_Try it:_ Across the data below, how many lines hold "value"? Answer with that number and nothing else.

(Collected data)

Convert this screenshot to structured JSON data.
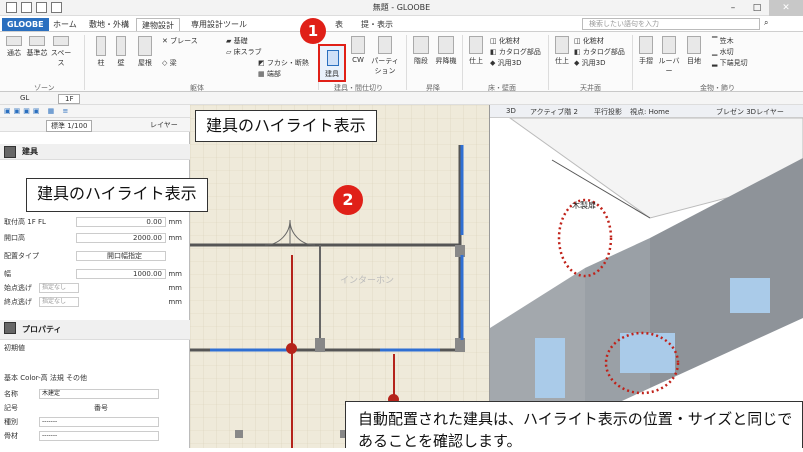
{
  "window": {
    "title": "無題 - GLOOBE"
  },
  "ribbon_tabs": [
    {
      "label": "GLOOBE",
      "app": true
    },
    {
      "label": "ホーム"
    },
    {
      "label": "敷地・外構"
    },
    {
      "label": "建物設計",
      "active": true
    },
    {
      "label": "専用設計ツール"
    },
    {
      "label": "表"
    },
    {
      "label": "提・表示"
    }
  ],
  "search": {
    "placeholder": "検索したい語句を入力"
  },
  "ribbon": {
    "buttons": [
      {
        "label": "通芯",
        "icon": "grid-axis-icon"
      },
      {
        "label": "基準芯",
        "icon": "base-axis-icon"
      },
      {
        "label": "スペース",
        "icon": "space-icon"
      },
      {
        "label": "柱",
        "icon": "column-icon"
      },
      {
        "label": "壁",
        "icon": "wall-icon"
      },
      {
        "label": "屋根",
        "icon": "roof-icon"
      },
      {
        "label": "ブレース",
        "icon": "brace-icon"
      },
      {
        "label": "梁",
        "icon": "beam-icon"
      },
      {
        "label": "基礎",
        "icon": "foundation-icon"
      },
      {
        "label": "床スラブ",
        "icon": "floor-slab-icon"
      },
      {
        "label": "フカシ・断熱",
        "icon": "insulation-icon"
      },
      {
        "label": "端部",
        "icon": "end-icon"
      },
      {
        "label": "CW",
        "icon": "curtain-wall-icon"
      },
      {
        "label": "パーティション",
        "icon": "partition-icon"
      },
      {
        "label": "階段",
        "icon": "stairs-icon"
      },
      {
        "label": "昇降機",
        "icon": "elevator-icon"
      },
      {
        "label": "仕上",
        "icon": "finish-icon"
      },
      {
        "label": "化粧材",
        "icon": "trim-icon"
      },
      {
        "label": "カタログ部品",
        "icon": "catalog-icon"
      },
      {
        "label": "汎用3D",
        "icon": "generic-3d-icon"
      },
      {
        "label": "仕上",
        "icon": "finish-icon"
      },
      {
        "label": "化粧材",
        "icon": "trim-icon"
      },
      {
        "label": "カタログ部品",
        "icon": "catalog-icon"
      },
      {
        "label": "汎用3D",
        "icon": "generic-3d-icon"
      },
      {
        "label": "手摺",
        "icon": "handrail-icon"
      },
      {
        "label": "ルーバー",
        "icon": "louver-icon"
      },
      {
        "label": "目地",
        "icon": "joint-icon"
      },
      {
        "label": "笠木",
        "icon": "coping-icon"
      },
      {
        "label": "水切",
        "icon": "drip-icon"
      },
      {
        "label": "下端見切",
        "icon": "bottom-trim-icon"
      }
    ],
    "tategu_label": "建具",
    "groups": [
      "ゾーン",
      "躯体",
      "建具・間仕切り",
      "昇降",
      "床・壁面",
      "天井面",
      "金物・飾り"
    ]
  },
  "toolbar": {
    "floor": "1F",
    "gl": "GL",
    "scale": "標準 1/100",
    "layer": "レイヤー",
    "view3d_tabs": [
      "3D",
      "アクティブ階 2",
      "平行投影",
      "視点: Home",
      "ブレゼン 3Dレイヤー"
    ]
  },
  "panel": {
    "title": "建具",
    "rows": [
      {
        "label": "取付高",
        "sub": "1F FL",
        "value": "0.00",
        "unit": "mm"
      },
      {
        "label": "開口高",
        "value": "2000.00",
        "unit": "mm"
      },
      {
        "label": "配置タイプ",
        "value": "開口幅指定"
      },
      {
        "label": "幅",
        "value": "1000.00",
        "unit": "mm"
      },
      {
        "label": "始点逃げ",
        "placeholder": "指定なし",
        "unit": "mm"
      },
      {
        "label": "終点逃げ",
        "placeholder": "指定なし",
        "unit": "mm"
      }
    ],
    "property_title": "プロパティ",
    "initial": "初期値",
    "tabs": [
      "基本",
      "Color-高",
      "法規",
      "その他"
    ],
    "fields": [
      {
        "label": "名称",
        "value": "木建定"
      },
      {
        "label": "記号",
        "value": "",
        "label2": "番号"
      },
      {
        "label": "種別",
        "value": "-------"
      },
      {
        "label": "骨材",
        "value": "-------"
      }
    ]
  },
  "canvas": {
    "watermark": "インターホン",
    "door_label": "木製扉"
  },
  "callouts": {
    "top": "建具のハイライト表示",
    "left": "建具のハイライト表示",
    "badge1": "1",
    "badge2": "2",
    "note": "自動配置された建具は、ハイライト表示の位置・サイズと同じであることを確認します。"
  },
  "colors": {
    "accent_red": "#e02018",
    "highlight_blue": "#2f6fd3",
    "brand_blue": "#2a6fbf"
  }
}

_Your response:_ 8